Foreshadowing refers to the use of clues or hints to suggest what will happen later in the story. It is a way for authors to create anticipation and build suspense by hinting at future events or outcomes. Foreshadowing can take many forms, including symbolic objects or actions, dialogue, or descriptions of setting or characters. It is often used in literature, particularly in mystery, suspense, and horror genres, but can be found in all types of writing. By providing subtle hints of what is to come, foreshadowing can enhance the reader’s engagement and investment in the story.
Examples of foreshadowing:

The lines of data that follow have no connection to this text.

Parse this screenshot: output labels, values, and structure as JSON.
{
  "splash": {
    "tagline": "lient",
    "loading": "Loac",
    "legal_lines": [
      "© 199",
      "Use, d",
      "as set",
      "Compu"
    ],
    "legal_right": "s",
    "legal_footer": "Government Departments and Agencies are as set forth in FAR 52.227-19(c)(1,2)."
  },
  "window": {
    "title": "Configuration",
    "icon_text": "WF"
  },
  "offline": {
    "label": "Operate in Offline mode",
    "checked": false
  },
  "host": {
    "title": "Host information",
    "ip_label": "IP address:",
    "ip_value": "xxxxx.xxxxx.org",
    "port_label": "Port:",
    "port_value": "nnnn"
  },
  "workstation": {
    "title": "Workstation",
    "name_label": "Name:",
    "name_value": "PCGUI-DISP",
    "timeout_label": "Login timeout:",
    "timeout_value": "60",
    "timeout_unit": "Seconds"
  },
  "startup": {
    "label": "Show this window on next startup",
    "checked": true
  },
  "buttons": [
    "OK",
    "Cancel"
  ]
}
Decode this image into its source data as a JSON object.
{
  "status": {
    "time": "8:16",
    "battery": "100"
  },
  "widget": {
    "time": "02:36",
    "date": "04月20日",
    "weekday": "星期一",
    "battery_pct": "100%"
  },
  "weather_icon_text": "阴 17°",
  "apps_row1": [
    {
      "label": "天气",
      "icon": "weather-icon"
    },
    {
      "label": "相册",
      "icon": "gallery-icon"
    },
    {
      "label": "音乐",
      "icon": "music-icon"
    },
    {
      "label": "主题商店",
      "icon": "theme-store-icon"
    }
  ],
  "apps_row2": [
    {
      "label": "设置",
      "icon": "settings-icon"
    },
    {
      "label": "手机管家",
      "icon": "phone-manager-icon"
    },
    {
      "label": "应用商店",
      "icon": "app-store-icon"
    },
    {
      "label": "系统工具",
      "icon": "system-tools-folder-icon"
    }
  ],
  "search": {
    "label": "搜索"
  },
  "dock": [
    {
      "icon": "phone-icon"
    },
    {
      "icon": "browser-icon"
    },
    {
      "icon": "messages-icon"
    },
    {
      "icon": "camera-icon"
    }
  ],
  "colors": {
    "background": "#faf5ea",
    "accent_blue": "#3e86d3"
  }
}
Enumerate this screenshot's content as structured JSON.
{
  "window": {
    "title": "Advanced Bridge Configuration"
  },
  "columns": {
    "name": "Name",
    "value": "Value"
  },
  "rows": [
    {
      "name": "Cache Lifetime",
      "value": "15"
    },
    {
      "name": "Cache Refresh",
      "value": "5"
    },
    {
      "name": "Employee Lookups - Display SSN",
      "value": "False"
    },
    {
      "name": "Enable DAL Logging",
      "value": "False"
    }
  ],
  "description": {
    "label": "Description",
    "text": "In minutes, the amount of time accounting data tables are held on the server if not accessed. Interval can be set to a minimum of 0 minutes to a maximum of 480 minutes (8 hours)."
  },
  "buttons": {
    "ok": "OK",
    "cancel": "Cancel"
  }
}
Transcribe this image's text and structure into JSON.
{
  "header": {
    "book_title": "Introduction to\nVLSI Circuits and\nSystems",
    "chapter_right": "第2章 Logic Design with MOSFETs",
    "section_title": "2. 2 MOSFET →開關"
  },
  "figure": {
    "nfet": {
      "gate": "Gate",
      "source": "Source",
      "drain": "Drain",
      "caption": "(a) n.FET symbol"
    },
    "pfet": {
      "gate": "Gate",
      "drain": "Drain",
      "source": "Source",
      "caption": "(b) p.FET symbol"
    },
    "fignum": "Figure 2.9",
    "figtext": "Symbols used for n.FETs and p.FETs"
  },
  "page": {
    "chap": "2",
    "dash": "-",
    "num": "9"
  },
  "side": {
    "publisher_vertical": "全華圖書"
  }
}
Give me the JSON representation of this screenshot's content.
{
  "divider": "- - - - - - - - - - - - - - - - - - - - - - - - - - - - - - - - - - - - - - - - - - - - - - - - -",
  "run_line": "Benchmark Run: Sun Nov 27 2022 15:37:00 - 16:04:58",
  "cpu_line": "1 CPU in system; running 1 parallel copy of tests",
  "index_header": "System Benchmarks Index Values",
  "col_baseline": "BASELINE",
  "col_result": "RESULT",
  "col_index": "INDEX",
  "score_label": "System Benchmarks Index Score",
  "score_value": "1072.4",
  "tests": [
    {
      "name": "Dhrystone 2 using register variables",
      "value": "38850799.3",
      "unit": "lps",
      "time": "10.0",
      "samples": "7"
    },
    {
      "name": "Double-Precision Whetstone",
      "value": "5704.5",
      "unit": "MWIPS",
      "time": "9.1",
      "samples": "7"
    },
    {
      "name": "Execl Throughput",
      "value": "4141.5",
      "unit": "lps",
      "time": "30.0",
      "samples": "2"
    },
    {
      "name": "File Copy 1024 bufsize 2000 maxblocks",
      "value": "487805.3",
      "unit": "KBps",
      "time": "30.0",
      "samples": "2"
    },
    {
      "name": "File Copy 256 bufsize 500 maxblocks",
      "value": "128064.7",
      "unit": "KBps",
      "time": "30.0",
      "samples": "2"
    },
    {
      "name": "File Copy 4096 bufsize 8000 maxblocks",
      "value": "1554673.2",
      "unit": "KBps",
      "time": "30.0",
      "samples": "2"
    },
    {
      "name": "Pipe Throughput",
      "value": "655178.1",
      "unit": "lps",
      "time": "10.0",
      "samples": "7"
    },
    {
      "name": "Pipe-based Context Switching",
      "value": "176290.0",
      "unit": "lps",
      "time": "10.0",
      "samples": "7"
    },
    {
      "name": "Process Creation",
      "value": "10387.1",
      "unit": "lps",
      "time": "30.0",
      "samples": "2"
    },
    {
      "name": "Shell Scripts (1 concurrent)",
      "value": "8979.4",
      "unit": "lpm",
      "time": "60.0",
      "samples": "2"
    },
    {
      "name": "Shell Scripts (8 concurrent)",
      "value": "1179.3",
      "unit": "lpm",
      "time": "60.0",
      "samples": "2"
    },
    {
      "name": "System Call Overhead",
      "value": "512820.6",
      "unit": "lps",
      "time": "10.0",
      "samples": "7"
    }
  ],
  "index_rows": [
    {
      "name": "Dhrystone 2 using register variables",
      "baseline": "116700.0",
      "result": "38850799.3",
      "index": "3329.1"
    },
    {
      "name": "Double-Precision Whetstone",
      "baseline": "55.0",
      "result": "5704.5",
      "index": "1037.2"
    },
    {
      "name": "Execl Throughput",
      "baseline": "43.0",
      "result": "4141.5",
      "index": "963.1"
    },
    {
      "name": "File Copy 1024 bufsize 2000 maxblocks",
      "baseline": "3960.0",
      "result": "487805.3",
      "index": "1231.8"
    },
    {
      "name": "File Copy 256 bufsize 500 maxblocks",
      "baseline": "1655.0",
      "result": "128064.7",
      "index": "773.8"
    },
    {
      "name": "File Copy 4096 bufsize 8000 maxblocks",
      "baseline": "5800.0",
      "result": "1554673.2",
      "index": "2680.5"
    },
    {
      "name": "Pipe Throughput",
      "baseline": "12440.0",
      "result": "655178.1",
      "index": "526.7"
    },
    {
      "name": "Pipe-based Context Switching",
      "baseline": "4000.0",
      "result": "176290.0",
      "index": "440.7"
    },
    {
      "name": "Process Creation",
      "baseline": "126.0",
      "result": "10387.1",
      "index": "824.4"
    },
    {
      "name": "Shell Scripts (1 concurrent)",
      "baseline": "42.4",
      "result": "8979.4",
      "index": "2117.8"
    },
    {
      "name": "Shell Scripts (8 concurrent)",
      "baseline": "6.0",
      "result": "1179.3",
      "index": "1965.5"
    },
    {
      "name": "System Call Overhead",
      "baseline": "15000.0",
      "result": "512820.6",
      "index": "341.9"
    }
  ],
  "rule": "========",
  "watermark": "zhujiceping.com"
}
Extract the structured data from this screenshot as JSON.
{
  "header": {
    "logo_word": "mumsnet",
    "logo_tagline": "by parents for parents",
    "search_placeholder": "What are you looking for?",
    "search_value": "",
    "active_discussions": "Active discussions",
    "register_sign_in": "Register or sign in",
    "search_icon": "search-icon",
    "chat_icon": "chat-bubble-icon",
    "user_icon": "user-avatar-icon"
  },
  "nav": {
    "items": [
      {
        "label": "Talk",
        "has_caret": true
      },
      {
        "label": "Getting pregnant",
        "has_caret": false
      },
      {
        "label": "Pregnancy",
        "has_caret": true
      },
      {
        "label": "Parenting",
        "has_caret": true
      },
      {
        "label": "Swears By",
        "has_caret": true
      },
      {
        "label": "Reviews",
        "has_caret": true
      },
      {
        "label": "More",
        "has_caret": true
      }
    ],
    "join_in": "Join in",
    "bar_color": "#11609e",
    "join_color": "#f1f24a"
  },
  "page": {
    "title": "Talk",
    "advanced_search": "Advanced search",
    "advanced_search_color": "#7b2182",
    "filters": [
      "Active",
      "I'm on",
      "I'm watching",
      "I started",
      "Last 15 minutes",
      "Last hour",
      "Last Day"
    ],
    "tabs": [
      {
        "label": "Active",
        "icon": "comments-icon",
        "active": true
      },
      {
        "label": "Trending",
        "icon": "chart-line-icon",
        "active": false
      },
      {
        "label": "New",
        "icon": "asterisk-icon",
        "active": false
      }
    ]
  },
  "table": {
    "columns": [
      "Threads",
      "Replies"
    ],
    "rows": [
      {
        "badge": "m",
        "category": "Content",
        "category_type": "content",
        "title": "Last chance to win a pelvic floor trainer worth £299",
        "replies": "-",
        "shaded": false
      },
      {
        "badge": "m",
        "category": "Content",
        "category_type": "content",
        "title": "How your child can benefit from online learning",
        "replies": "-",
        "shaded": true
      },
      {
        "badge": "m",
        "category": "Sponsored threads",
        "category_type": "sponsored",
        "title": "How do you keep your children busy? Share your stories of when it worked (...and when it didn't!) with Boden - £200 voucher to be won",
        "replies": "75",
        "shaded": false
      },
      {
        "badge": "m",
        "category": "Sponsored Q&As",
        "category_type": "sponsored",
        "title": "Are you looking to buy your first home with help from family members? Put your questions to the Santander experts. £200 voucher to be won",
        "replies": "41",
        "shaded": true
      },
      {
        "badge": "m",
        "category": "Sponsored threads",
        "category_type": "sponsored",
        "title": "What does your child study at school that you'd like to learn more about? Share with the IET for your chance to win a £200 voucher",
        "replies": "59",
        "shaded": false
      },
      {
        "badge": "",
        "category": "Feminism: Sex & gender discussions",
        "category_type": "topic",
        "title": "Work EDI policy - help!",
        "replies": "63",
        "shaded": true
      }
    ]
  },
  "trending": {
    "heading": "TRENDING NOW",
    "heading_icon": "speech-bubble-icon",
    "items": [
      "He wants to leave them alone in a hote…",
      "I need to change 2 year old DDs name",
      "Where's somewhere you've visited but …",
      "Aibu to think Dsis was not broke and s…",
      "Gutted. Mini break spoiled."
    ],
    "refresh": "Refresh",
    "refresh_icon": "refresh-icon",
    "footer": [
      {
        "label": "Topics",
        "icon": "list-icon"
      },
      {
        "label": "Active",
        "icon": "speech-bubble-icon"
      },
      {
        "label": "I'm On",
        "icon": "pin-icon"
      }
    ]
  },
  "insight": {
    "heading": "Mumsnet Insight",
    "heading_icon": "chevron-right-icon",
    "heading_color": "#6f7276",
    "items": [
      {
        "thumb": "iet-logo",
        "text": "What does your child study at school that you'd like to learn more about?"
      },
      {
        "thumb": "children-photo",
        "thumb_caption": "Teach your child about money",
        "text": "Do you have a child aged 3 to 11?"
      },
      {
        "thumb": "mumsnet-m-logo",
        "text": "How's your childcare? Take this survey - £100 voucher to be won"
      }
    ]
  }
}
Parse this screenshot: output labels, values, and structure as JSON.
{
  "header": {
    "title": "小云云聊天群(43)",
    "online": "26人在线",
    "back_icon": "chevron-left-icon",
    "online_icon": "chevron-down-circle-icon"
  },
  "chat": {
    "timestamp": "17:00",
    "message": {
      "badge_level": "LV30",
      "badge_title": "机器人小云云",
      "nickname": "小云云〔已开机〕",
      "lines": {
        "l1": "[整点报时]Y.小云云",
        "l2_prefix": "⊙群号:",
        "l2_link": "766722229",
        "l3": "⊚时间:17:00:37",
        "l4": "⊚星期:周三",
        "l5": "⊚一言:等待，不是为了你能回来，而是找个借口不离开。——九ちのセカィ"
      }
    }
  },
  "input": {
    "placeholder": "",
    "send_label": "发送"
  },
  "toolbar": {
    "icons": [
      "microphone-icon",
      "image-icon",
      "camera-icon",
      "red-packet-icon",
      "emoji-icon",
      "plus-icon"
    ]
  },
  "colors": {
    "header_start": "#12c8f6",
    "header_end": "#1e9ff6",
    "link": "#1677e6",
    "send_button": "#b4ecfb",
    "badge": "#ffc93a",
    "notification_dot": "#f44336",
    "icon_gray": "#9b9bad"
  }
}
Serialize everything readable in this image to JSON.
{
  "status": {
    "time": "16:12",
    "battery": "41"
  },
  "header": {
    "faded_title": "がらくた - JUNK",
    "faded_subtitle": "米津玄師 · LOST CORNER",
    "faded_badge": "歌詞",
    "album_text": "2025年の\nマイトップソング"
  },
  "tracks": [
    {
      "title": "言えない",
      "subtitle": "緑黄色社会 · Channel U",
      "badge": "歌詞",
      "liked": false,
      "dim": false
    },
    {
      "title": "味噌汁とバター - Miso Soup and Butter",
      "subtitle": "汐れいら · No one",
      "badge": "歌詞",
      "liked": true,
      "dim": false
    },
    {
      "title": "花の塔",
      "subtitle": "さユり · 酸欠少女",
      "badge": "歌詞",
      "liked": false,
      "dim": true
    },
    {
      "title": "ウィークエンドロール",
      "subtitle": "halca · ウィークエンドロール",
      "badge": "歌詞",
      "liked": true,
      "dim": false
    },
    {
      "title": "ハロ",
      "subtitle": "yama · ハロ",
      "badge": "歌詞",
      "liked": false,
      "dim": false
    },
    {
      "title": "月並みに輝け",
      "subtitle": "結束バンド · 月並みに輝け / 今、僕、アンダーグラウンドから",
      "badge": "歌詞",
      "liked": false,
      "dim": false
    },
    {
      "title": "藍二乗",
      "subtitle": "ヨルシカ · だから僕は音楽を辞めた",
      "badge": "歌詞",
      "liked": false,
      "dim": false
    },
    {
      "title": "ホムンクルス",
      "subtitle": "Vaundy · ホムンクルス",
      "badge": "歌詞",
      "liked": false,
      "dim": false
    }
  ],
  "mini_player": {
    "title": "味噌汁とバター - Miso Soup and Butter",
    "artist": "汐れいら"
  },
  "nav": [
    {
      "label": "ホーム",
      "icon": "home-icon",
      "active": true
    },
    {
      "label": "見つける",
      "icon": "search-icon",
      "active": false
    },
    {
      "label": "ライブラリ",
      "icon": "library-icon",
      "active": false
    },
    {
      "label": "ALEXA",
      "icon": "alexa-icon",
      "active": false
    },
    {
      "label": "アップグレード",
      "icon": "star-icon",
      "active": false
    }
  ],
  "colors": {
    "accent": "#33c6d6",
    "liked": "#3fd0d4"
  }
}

In “The Catcher in the Rye” by J.D. Salinger, Holden Caulfield repeatedly mentions his desire to catch children from falling off a cliff. This foreshadows his own mental breakdown and desire to save himself from a similar fate.
In “The Hunger Games” by Suzanne Collins, Katniss Everdeen’s knowledge of plants and survival skills foreshadows her ability to win the Hunger Games.
In “The Adventures of Huckleberry Finn” by Mark Twain, Huck’s decision to leave civilization and escape down the Mississippi River foreshadows his journey towards independence and self-discovery.
In “The Hobbit” by J.R.R. Tolkien, the prophecy of the dragon Smaug’s destruction foreshadows the events that unfold in the story.
In “A Tale of Two Cities” by Charles Dickens, the opening lines “It was the best of times, it was the worst of times…” foreshadow the contrasting themes of the novel and the impending violence of the French Revolution.